Signing your player up for high competition soccer can be tricky. Recreational soccer is fun and equal playing time is encouraged. However, the coach is most likely a volunteer father who knows little of the sport and precious developmental opportunities can be overlooked. High competition soccer clubs have capitalized on this opportunity and marketed themselves as an appropriate place for all players: beginners to very experienced.
You may not have the $1500 - $3000 per year to sign your player up for high competition soccer. That price doesn’t include uniforms, tournaments, travel costs, or extra activities your team might do, but you can look into scholarship and financial aid programs that the non-profit clubs offers. Some high competition clubs even work on a sliding scale.
Here’s the first quagmire, though; is your player good enough? Fear not, in some clubs there are 2-5 teams at your player’s age level. That means there may be a place for your player on a lower level team. In many of these clubs they label the skill level by color (gold, blue, black, orange, silver, white) with gold being the most competitive and white being the least. Many players transitioning from a recreational environment start on a white team. However, if a club does not have enough players to form an additional team, they will sometimes form a group of “developmental players.” Watch out for this practice. If your player is labeled as a developmental player, they usually do not get playing time during games. Therefore, you might as well play recreation league or look for a different club.

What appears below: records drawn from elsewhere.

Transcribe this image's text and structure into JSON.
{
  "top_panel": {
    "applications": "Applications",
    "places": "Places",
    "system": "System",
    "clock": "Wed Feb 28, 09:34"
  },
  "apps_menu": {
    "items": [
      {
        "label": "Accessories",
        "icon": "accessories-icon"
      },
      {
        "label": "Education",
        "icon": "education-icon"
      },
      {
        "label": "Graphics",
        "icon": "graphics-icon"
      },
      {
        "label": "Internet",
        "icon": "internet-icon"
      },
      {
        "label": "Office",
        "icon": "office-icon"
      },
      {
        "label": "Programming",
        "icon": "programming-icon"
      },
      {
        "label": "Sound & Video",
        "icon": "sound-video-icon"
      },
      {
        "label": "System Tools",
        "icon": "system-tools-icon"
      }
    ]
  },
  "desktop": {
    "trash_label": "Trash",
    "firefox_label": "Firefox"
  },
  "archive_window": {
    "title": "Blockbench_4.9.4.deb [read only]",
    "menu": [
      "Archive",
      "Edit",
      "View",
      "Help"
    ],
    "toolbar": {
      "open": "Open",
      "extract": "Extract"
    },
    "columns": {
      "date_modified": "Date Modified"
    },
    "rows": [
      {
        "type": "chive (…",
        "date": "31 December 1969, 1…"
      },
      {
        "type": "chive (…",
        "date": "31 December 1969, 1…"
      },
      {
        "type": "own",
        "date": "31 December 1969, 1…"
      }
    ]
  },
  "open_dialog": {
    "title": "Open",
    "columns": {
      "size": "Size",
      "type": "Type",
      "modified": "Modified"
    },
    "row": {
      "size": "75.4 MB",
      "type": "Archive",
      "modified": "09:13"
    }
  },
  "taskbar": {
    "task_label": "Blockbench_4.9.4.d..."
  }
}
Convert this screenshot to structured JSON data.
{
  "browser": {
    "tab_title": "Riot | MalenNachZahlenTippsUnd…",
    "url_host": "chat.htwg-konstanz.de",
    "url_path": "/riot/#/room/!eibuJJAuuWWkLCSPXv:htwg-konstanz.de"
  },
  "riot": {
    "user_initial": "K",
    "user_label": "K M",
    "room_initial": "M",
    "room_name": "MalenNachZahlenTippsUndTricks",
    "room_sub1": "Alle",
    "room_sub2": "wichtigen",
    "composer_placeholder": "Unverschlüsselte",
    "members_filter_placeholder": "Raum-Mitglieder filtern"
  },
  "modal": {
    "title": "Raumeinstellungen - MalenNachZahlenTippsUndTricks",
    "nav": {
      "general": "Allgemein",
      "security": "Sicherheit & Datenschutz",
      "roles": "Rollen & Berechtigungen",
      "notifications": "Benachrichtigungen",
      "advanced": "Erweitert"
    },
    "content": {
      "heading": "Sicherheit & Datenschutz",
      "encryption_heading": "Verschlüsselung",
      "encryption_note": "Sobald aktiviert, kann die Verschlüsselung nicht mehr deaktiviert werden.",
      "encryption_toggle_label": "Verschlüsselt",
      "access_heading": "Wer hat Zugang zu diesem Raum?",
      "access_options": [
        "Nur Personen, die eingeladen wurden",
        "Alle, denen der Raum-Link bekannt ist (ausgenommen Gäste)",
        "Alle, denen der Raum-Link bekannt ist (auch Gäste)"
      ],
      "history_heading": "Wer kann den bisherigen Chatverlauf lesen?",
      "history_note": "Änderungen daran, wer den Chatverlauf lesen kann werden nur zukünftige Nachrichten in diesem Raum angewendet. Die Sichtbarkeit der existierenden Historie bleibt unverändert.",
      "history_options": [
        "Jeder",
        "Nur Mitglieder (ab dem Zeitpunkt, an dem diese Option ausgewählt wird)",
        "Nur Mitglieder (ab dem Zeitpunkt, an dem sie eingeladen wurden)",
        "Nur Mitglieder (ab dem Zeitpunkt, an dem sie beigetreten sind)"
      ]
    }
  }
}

If you and your player do agree to become a developmental player, it may look something like this: Say twenty-two players are signed up in a single age group, which is not enough to make two full teams, but the club wants your money (times twenty-two). So they may form a developmental group with the extra players. This group will need to fight for a place on the starting team each week. Being that the game is the best teacher, and players at all levels train multiple times each week with the main goal of playing in a game, how appropriate is this practice in a youth environment? How many times will your player’s feelings be hurt throughout the season as they once again are not invited to be on the game roster? If you agree to have your player become a “developmental” player just to expose them to the coach and team environment, then ask if you’ll be charged less as you may not need to contribute to playing card fees, referee fees, league fees, or a uniform in most cases (but perhaps a practice jersey).
Coaches in high competition clubs are being paid. They are professionals that hold licenses; national or international. Although licensing does not necessarily make a good coach, it does speak to the commitment level and professionalism of the coach. Like a teacher, coaches need to keep their skills up. With that said, ask the coach about his or her license(s). When did they get them and from what organization (NSCAA, CYSA)? Do they plan on furthering their development. If so, when?
You are paying a pretty penny, so shop different clubs. What system does the soccer club subscribe to? Many clubs purchase a specific system (Dutch, Italian, Spanish). These systems are usually named after the coach or club that developed them. The cost the club paid for the system literature, equipment, philosophy, and access to websites is directly transferred to your player fees.
On the same note, there are a plethora of additional soccer services flooding youth clubs: video analysis programs, social network websites for team communications, session planning websites for coaches, sponsorships by brand names, tracking devices, etc. These costs are all hidden in your club fees. The more marketing the club does, or the more directors they have all contribute to higher overhead and thus your annual cost to play. Keep in mind that access to all these tools doesn’t necessarily improve your player’s experience or development, but are most likely used for the players at the highest level of the club.
When choosing where to place your player, the single most important thing should be where will your player benefit most? Where will they experience development, camaraderie, sportsmanship, fun, a challenge, and then ask to play again next year? With so many clubs to choose from, you can afford to shop around and research the coach that will handle your player. Don’t be dazzled by clubs with soccer paraphernalia (video, tracking, premier teams, etc.). Find the best place for YOUR player, and support them with positive parenting every chance you get.